I too am a former regular pole user and Pacer Pole convert. No, the "radical" handles aren't going to cripple you; yes, you can use all those fancy advanced techniques for going downhill and 'whacking; and yes, they work fine as tarp and tent poles.

Ive had mine for less than a year, and have used them for around 1000 miles or so, on all types of terrain in The White and Green Mountains... sorry, ne deserts or high Sierra! There are three things that make them so cool, in my experience: first, the grip, which puts your wrist and consequently your whole arm (shoulder... Spine... Etc.) in a comfortable, natural position. Then there's the pace; you adjust them much shorter than old-fashioned poles so you don't rotate so much and can keep your shoulders down and back for less fatigue. Finally, there's a whole different paradigm, they way you "interact" with them and push rather than "pull" (i.e., as you swing your arms while you walk, you never have to extend your elbow in front of your trunk and the pole tip is always behind or adjacent to your feet, never out in front of you) that they can explain much better on their web site than I ever could. Check it out!
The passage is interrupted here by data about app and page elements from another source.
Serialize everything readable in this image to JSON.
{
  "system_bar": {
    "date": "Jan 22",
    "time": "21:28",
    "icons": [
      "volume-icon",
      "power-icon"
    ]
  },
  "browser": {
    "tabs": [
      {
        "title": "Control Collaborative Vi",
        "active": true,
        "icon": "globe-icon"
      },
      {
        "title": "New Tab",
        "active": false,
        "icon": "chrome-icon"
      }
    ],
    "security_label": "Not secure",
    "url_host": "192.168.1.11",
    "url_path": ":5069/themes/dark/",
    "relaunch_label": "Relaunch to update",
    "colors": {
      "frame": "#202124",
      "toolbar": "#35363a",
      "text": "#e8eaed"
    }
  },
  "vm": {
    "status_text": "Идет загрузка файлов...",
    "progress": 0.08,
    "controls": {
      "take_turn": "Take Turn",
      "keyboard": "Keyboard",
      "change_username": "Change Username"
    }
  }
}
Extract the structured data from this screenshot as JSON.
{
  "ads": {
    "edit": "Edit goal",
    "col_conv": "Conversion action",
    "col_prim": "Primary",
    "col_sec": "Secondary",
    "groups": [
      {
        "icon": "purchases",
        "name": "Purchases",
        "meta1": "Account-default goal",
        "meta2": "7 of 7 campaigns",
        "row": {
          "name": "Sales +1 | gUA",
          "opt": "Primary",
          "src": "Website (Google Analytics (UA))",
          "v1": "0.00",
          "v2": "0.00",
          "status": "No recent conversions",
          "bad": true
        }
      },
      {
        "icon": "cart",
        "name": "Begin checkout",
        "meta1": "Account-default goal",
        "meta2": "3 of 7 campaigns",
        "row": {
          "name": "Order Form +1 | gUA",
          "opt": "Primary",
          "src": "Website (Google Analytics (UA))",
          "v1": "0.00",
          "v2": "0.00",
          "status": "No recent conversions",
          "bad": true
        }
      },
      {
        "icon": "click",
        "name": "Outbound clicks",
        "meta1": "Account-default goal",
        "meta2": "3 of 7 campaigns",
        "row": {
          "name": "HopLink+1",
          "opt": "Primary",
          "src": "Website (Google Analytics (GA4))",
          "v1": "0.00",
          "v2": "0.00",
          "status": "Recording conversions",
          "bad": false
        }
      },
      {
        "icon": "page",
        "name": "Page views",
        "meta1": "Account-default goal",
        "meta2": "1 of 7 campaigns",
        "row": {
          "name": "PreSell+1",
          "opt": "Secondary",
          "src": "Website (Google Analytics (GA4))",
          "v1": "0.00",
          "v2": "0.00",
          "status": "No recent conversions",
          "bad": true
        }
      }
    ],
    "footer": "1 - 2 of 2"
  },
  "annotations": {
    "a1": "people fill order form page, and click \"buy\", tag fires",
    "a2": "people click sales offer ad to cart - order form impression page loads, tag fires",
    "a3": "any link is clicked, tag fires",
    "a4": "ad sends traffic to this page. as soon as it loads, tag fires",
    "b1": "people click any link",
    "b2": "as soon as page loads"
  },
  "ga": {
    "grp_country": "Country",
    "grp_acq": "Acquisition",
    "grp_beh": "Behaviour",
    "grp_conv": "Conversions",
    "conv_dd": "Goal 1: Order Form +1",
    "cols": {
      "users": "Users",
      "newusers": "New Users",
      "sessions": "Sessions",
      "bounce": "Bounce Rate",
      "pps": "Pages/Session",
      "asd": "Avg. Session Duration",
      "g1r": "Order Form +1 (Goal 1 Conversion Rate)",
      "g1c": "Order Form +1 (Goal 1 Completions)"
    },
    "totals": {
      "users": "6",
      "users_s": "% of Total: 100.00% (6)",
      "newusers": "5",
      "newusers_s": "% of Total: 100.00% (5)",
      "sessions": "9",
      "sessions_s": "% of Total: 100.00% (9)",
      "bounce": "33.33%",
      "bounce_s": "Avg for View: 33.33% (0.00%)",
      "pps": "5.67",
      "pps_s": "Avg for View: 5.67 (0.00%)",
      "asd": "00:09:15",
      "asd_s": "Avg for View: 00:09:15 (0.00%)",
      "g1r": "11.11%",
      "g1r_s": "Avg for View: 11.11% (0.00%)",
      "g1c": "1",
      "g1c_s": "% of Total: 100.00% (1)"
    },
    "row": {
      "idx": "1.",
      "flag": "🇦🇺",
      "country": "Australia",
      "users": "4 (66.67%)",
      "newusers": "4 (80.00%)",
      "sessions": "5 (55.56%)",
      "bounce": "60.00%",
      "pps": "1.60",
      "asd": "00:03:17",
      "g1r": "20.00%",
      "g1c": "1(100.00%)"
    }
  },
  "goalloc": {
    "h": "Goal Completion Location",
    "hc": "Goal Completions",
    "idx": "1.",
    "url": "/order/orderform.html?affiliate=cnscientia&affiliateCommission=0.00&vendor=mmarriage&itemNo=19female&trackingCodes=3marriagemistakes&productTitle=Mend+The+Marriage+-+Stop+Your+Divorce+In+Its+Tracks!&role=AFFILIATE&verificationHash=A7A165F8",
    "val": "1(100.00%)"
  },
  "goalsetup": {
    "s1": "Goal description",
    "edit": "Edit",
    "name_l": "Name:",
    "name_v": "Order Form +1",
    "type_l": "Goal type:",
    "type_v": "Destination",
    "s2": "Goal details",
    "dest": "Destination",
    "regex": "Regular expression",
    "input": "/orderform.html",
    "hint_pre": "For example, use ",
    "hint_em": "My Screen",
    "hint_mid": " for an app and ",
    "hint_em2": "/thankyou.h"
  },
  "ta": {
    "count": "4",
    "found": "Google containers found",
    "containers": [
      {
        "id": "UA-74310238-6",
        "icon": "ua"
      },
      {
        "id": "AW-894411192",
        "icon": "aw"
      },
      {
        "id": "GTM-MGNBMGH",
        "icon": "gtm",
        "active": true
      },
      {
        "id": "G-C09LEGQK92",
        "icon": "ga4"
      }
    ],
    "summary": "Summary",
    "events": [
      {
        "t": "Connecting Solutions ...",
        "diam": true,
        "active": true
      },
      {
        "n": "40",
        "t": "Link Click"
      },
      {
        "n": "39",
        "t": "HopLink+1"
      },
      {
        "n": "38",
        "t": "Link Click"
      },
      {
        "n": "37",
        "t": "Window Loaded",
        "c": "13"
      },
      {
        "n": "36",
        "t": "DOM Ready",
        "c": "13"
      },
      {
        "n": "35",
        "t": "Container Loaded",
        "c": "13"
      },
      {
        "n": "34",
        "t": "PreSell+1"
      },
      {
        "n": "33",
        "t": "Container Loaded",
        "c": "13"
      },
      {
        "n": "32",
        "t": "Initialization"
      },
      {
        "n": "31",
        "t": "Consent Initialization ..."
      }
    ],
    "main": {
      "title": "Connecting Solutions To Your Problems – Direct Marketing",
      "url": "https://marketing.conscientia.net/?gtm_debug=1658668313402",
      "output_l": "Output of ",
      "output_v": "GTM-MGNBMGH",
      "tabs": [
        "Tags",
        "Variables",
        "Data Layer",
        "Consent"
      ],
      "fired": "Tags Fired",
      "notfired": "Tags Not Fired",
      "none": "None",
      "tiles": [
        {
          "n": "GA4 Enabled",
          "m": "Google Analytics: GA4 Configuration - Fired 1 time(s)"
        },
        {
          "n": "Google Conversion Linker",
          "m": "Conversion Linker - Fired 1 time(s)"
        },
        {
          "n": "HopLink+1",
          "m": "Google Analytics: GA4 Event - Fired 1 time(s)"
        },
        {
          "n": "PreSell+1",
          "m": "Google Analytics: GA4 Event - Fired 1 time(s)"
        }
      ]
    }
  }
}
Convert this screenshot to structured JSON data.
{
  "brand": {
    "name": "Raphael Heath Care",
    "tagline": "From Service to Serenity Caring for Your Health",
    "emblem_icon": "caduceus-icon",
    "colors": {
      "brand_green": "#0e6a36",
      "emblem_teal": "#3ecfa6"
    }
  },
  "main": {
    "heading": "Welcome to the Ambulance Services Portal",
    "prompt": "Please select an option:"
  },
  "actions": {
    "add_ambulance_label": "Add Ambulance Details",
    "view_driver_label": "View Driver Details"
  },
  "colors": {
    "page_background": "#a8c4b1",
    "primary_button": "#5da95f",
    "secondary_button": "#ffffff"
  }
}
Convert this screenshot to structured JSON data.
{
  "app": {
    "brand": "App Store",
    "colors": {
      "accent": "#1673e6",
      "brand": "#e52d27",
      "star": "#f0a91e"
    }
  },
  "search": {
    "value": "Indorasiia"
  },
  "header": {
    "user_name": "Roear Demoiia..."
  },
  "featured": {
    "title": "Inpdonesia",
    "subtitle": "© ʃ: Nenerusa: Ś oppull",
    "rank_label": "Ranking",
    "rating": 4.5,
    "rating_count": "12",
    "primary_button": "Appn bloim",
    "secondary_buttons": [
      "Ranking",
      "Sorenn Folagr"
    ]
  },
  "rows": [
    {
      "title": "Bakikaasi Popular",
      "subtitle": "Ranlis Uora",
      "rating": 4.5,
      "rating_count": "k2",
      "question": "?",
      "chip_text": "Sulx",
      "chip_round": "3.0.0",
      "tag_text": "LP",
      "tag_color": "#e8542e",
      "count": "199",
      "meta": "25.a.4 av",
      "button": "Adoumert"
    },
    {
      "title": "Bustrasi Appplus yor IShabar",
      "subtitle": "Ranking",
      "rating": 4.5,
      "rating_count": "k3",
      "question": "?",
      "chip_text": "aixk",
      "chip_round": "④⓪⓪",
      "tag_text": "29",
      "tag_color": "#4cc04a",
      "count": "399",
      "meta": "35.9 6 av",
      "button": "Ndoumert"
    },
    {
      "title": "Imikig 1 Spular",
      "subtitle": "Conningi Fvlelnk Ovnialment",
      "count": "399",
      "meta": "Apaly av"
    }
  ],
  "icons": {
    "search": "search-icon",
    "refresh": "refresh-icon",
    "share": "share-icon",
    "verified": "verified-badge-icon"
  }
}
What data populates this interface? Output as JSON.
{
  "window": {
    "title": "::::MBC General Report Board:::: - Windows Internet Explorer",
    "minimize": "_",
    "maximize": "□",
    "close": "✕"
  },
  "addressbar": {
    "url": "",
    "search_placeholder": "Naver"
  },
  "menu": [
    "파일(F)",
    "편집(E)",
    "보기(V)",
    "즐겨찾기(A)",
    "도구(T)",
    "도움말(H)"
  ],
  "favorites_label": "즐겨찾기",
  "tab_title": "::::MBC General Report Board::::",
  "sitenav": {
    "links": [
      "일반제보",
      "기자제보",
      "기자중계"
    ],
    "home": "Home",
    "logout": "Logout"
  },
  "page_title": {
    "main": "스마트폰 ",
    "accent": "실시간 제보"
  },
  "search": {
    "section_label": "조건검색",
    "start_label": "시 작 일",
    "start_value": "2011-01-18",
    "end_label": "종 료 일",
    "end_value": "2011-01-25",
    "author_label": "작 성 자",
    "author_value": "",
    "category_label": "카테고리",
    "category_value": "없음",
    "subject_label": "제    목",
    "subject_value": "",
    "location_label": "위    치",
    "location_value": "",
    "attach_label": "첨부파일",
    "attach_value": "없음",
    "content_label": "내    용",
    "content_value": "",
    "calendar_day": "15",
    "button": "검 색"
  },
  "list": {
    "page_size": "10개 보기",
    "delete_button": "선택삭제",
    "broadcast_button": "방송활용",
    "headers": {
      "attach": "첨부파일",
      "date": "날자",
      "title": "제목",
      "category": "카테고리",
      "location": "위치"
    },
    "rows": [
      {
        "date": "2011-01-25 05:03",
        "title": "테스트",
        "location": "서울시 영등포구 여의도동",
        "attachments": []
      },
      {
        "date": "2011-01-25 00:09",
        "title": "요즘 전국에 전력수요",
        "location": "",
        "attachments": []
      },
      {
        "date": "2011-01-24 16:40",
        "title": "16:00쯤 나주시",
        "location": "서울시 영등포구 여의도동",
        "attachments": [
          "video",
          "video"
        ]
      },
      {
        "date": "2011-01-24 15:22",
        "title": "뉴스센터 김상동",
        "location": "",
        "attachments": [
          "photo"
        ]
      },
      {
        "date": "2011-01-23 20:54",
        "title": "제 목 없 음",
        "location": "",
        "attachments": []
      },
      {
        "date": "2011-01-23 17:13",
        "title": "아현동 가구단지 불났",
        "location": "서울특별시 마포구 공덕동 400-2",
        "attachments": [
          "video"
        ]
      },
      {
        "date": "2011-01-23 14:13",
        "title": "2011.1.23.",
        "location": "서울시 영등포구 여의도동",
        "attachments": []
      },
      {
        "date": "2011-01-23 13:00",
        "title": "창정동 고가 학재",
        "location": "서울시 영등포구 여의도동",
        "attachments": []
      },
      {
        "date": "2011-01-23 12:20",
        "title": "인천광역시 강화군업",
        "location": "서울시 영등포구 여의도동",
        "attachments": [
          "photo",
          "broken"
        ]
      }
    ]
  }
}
They are a little heavier (and hardier!) than a lot of other poles, but for the weight you get security and durability, and you hardly notice the extra weight because it's all in the handles, not down near the end where you have to swing it as you walk.

Oh yeah, you,can also e-mail with questions and get an actual, polite, incredibly thorough response from one of the owners, who really, really believe in their product.

Have fun!

Edited by scubahhh on 08/21/2014 16:36:50 MDT.

Mike Henrick
(Hikerbox) - F - M

Locale: Boston
Straps on 08/21/2014 11:44:57 MDT Print View

Just to chime in I really recommend not using the straps on your poles. This year I've had 3 friends either dislocate their shoulder or otherwise injure their arms from falls where the pole stays planted.